Check the entries below for lines with "close"; report only how many there are.
★ ★ ★ ★ ★ ★ ★
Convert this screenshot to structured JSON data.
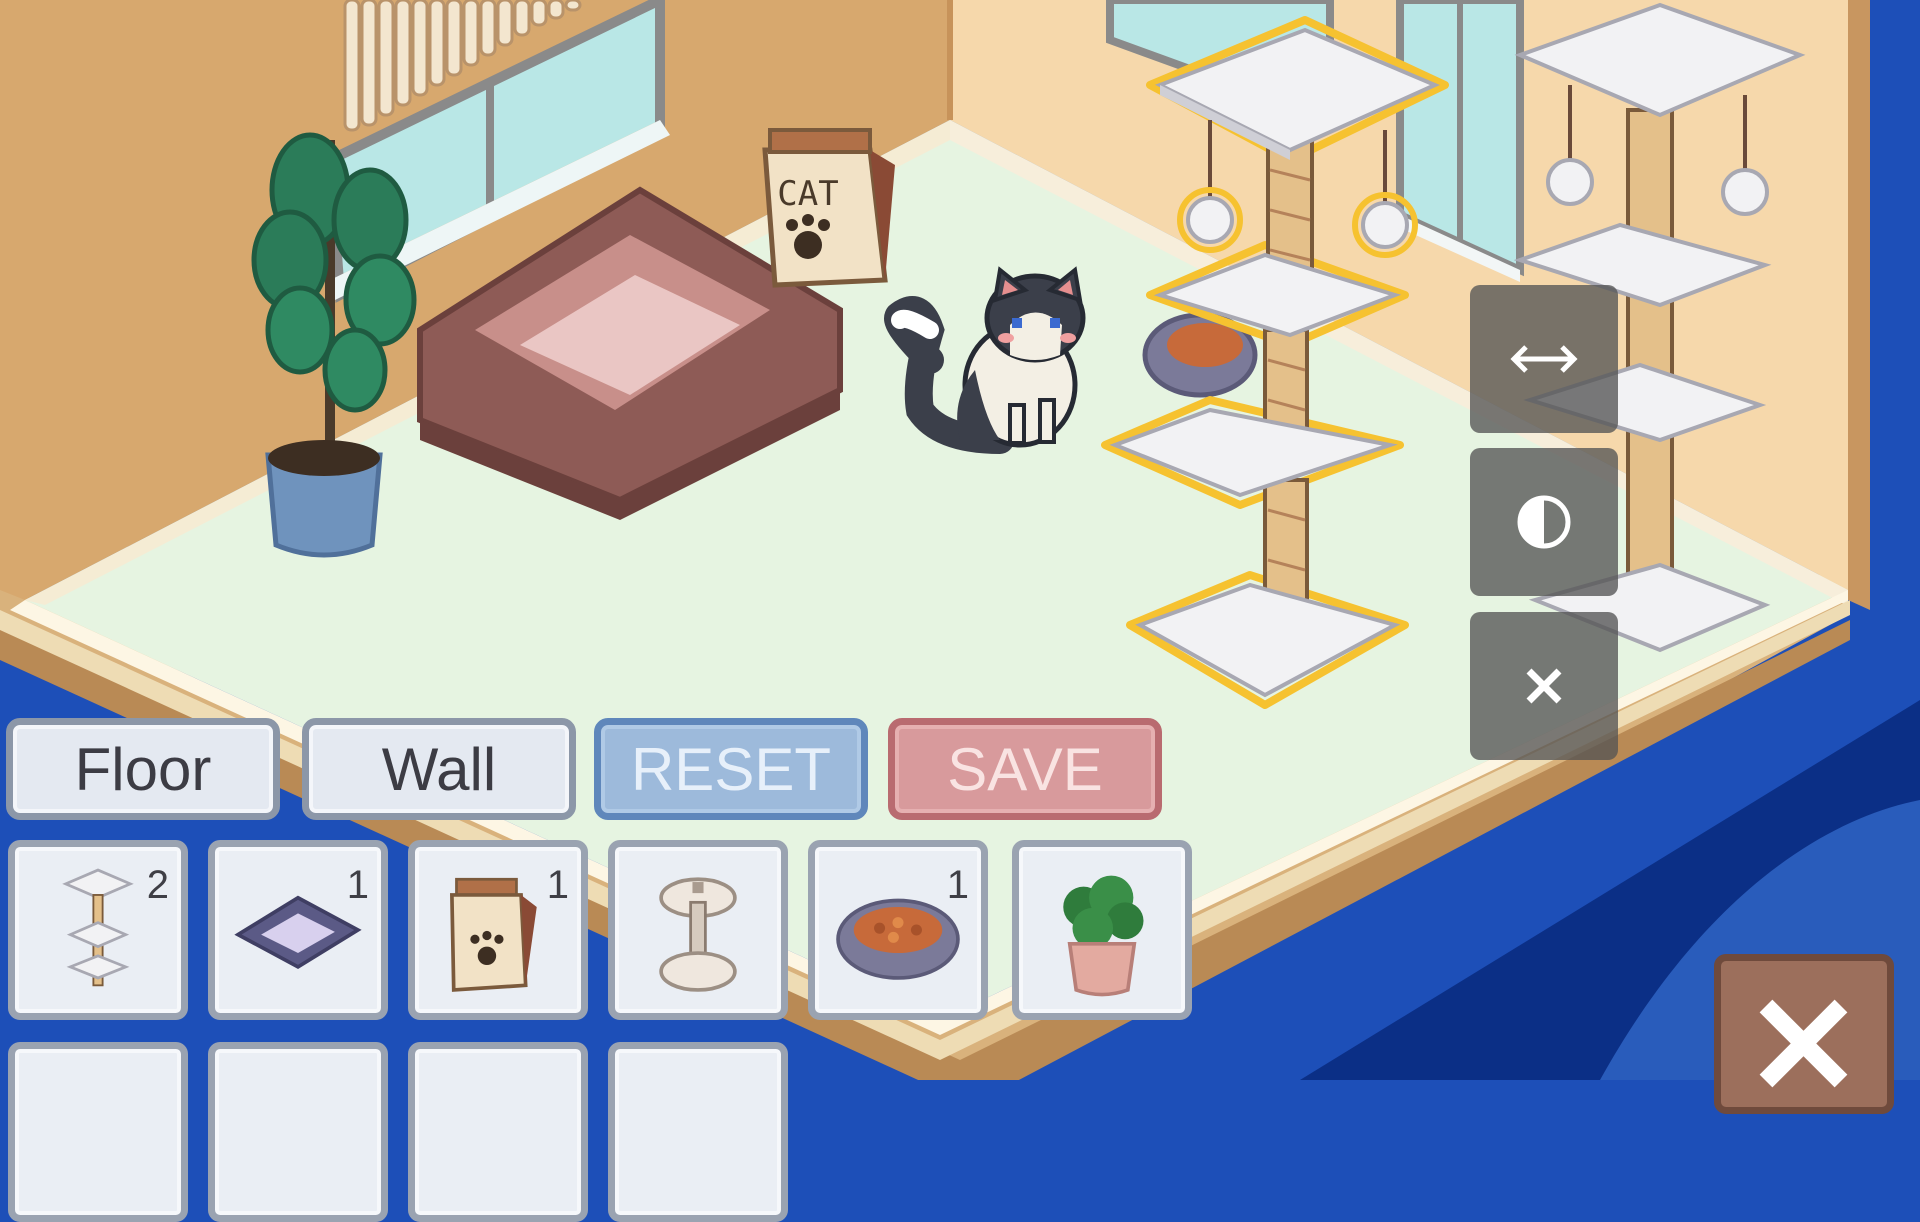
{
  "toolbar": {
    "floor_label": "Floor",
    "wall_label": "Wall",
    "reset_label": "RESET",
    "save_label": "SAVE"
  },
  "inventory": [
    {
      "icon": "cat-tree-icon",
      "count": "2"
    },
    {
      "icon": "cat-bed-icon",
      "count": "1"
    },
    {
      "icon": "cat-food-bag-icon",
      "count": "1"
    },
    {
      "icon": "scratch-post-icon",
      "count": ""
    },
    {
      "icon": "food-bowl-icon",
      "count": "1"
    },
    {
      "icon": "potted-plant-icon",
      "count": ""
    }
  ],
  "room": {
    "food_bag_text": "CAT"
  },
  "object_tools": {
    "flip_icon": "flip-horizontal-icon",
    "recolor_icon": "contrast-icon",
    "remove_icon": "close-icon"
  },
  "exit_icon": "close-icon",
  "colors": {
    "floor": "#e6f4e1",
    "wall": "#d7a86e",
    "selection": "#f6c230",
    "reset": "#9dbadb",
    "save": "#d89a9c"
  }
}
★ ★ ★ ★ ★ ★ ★
■ ANSWER SPACE
2